Send to:

Choose Destination
See comment in PubMed Commons below
Eur Spine J. 2013 May;22 Suppl 3:S497-500. doi: 10.1007/s00586-013-2700-1. Epub 2013 Feb 9.

Chronic spinal subdural abscess mimicking an intradural-extramedullary tumor.

Author information

  • 1Department of Neurosurgery, Gangnam Severance Spine Hospital, Yonsei University College of Medicine, 146-92, Dogok-dong, Gangnam-gu, Seoul, 135-720, South Korea.


Spinal subdural abscesses (SSA) are very rare disease. The etiologies of SSA are hematogenous spread, iatrogenic contamination, and local extension. Elevated WBC counts, ESR, and C-reactive protein are usually found in laboratory tests. But they are not sensitive indicators of SSA, especially chronic abscesses patient tend to have a less specific characteristic. We report the case of a healthy man with chronic subdural abscess referred to our hospital as an intradural-extramedullary (IDEM) tumor. The patient presented with voiding difficulty and pain in the back and left leg. In a contrast MRI scan, a rim-enhanced mass-like lesion was seen at the L5/S1 level. But adjacent ill-defined epidural fat enhancement that are unusual imaging manifestation for IDEM tumors was seen. He had no fever and normal WBC, ESR, and CRP. In addition, the patient had no previous infection history or other disease, but he did have an epidural block for back pain at another hospital 2 years previously. So, we repeated the MRI with a high-resolution 3-T scanner. The newly taken MR images in our hospital revealed a clear enlargement of lesion size compared to the previous MRI taken 1 week before in other hospital. We suspected a chronic spinal subdural abscess with recent aggravation and immediately performed surgical evacuation. In the surgical field, tensed dura was observed and pus was identified after opening the abscess capsule. Because chronic spinal subdural abscesses are difficult to diagnose, we could differentiate with IDEM tumor exactly and an exact history taking, contrast MRI are required.
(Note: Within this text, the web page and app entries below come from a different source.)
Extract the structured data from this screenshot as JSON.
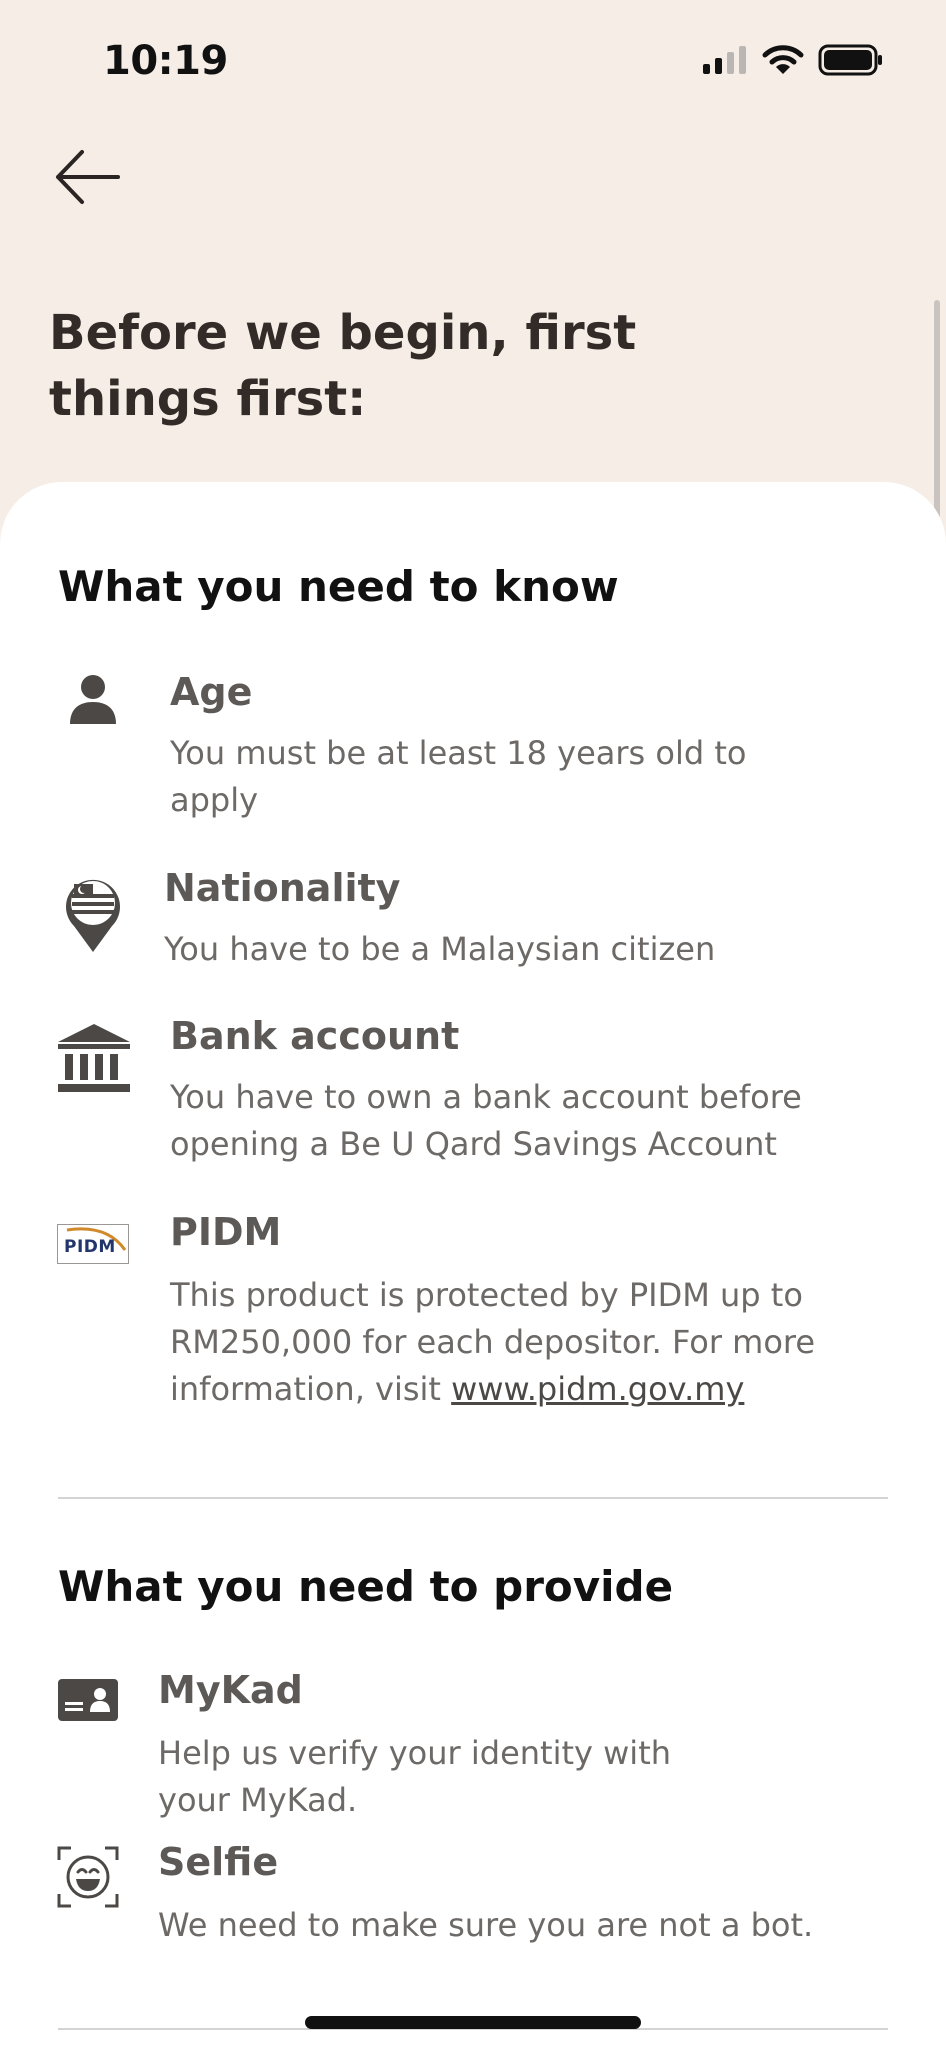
{
  "status_bar": {
    "time": "10:19"
  },
  "header": {
    "title": "Before we begin, first things first:"
  },
  "know_section": {
    "title": "What you need to know",
    "items": [
      {
        "icon": "person-icon",
        "title": "Age",
        "desc": "You must be at least 18 years old to apply"
      },
      {
        "icon": "malaysia-flag-pin-icon",
        "title": "Nationality",
        "desc": "You have to be a Malaysian citizen"
      },
      {
        "icon": "bank-icon",
        "title": "Bank account",
        "desc": "You have to own a bank account before opening a Be U Qard Savings Account"
      },
      {
        "icon": "pidm-logo",
        "title": "PIDM",
        "desc_prefix": "This product is protected by PIDM up to RM250,000 for each depositor. For more information, visit ",
        "link": "www.pidm.gov.my",
        "logo_text": "PIDM"
      }
    ]
  },
  "provide_section": {
    "title": "What you need to provide",
    "items": [
      {
        "icon": "id-card-icon",
        "title": "MyKad",
        "desc": "Help us verify your identity with your MyKad."
      },
      {
        "icon": "selfie-icon",
        "title": "Selfie",
        "desc": "We need to make sure you are not a bot."
      }
    ]
  },
  "colors": {
    "background": "#f5ede6",
    "sheet": "#ffffff",
    "icon": "#4b4846"
  }
}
[PubMed - indexed for MEDLINE]
Free PMC Article
PubMed Commons home

PubMed Commons

How to join PubMed Commons

    Supplemental Content

    Full text links

    Icon for Springer Icon for PubMed Central
    Loading ...
    Write to the Help Desk